Unfortunately, the failure of the bill, as well as the continued deadlock in other negotiations, doesn’t bode well. As Forbes points out, without further funding for state and local governments, something that was not included in the skinny proposal, the running debts of state governments will continue to grow amid the pandemic, with a June review by Moody's Analytics estimating that states will be short $312 billion on their budget sheets through the summer of 2022. This could force government agencies to face spending cuts and layoffs. Without further funding, state and local governments will also "continue to bear sole responsibility for aiding essential workers."

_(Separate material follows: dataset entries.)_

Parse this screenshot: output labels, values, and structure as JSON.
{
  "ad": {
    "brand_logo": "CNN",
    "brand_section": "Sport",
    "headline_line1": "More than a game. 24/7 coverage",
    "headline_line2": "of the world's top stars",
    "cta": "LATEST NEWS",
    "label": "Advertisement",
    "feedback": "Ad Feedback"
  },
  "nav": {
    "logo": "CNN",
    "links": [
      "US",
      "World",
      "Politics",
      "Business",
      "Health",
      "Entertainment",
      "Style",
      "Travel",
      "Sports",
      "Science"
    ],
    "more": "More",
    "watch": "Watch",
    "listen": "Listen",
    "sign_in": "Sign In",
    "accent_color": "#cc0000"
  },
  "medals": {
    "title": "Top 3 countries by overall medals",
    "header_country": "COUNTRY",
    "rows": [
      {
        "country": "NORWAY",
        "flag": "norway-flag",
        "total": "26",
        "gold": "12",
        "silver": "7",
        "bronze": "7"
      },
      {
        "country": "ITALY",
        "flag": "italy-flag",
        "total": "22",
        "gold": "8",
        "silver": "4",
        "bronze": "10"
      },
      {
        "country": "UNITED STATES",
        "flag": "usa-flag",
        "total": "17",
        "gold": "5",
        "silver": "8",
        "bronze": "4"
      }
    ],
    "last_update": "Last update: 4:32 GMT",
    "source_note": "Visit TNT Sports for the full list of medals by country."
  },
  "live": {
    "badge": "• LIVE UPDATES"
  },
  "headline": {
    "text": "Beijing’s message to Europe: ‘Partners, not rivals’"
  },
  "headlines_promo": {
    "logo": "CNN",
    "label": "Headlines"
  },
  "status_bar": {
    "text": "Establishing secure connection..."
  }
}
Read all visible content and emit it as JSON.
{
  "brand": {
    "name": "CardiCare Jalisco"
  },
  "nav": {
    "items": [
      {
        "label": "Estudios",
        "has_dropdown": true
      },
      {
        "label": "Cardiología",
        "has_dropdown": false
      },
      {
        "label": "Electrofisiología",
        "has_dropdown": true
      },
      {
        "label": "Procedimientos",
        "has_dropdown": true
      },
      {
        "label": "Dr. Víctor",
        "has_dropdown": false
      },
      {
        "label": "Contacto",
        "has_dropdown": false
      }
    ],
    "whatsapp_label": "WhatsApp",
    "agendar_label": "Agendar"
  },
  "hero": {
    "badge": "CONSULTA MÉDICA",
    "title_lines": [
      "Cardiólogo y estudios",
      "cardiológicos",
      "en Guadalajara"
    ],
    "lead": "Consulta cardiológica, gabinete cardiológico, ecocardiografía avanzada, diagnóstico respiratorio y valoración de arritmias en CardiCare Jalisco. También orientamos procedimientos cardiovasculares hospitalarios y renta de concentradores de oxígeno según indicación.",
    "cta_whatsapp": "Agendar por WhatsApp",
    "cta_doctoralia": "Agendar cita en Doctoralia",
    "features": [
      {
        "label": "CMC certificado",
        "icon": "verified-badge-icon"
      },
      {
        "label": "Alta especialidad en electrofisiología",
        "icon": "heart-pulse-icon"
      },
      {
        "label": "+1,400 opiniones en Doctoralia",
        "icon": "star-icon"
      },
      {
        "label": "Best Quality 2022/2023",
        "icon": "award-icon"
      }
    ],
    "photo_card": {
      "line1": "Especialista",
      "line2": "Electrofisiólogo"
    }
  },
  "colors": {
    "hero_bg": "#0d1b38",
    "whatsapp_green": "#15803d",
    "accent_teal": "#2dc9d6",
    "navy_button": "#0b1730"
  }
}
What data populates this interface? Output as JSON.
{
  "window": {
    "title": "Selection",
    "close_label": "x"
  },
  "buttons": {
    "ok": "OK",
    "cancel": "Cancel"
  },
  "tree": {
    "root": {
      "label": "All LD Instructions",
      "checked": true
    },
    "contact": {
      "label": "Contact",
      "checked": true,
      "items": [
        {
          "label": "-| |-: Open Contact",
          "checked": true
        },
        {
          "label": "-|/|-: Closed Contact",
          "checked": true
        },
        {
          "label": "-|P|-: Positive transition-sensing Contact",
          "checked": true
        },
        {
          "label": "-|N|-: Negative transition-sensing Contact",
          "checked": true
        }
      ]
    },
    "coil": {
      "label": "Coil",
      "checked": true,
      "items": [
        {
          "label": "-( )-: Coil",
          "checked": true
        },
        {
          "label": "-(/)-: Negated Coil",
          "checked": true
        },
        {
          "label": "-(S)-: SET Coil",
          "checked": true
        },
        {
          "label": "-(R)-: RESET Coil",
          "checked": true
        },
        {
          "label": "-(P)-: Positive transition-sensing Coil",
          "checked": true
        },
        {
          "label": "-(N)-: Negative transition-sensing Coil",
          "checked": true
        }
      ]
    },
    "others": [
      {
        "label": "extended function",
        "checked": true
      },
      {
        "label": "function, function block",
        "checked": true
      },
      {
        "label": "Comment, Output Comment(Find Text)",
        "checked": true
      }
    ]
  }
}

A much broader concern is how the lack of additional stimulus relief will affect individual Americans. With millions of Americans still out of work, enhanced unemployment benefits are in danger of running out, and at-risk tenants and homeowners remain in limbo. President Donald Trump signed an executive order in August addressing these things, though it only stalls evictions and extends the moratoriums on single-family foreclosures and real estate owned (REO) evictions to the end of the year. Unemployment benefits, however, are even more at risk, as the order allocated $44 billion from the Disaster Relief Fund. Those enhanced benefits will continue until Dec. 27, or when the Disaster Relief Fund depletes to $25 billion, or further legislation is passed, or the $44 billion in FEMA aid runs out. Reports this week claimed that the benefit is expiring this week, meaning that unemployed Americans will no longer see a boost in their benefits.
With all of these things piling up, the need for a stimulus relief bill is urgent. While both sides of the aisle have stated their desire to reach an agreement, it is unclear if that is possible. A new goal date for a deal has hypothetically been set for Sept. 30, as Congress is scheduled to take another recess beginning on Oct. 12. Remarks from lawmakers, however, have suggested that Americans should not expect a deal to be reached until after the November election. This would mean that Americans would have to wait even longer for relief, including a potential second stimulus check.